▶ **GOAL OF THE EXERCISE**: Write down the whole listing below again without changing a word.

--- START ---

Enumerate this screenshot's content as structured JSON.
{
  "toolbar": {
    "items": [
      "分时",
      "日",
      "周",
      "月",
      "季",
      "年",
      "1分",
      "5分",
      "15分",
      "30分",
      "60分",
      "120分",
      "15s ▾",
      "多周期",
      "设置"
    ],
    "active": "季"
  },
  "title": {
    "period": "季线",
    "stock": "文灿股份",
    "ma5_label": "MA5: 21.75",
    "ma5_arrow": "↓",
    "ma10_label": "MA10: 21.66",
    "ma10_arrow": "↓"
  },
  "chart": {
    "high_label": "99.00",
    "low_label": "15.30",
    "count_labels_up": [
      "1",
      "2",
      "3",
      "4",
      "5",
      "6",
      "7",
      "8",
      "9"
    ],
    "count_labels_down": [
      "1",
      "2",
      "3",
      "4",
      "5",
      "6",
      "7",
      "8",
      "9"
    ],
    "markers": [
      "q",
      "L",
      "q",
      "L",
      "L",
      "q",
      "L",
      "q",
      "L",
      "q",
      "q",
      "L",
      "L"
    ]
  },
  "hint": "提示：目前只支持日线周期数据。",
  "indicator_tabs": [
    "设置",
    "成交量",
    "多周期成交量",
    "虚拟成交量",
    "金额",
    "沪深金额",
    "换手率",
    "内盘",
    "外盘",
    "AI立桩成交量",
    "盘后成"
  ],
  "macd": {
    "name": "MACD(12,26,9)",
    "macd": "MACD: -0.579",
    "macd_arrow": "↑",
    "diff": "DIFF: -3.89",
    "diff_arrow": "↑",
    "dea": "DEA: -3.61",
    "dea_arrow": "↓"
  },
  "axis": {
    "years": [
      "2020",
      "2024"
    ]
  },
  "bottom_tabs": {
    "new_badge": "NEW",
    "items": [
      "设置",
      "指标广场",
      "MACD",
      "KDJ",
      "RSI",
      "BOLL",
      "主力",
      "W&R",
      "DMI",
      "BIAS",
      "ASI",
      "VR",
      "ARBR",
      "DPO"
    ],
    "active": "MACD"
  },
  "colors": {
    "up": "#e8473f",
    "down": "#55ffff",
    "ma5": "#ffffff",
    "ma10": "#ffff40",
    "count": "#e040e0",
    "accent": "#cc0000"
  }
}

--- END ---

▶ **COMPLETED TASK**:
Enumerate this screenshot's content as structured JSON.
{
  "toolbar": {
    "items": [
      "分时",
      "日",
      "周",
      "月",
      "季",
      "年",
      "1分",
      "5分",
      "15分",
      "30分",
      "60分",
      "120分",
      "15s ▾",
      "多周期",
      "设置"
    ],
    "active": "季"
  },
  "title": {
    "period": "季线",
    "stock": "文灿股份",
    "ma5_label": "MA5: 21.75",
    "ma5_arrow": "↓",
    "ma10_label": "MA10: 21.66",
    "ma10_arrow": "↓"
  },
  "chart": {
    "high_label": "99.00",
    "low_label": "15.30",
    "count_labels_up": [
      "1",
      "2",
      "3",
      "4",
      "5",
      "6",
      "7",
      "8",
      "9"
    ],
    "count_labels_down": [
      "1",
      "2",
      "3",
      "4",
      "5",
      "6",
      "7",
      "8",
      "9"
    ],
    "markers": [
      "q",
      "L",
      "q",
      "L",
      "L",
      "q",
      "L",
      "q",
      "L",
      "q",
      "q",
      "L",
      "L"
    ]
  },
  "hint": "提示：目前只支持日线周期数据。",
  "indicator_tabs": [
    "设置",
    "成交量",
    "多周期成交量",
    "虚拟成交量",
    "金额",
    "沪深金额",
    "换手率",
    "内盘",
    "外盘",
    "AI立桩成交量",
    "盘后成"
  ],
  "macd": {
    "name": "MACD(12,26,9)",
    "macd": "MACD: -0.579",
    "macd_arrow": "↑",
    "diff": "DIFF: -3.89",
    "diff_arrow": "↑",
    "dea": "DEA: -3.61",
    "dea_arrow": "↓"
  },
  "axis": {
    "years": [
      "2020",
      "2024"
    ]
  },
  "bottom_tabs": {
    "new_badge": "NEW",
    "items": [
      "设置",
      "指标广场",
      "MACD",
      "KDJ",
      "RSI",
      "BOLL",
      "主力",
      "W&R",
      "DMI",
      "BIAS",
      "ASI",
      "VR",
      "ARBR",
      "DPO"
    ],
    "active": "MACD"
  },
  "colors": {
    "up": "#e8473f",
    "down": "#55ffff",
    "ma5": "#ffffff",
    "ma10": "#ffff40",
    "count": "#e040e0",
    "accent": "#cc0000"
  }
}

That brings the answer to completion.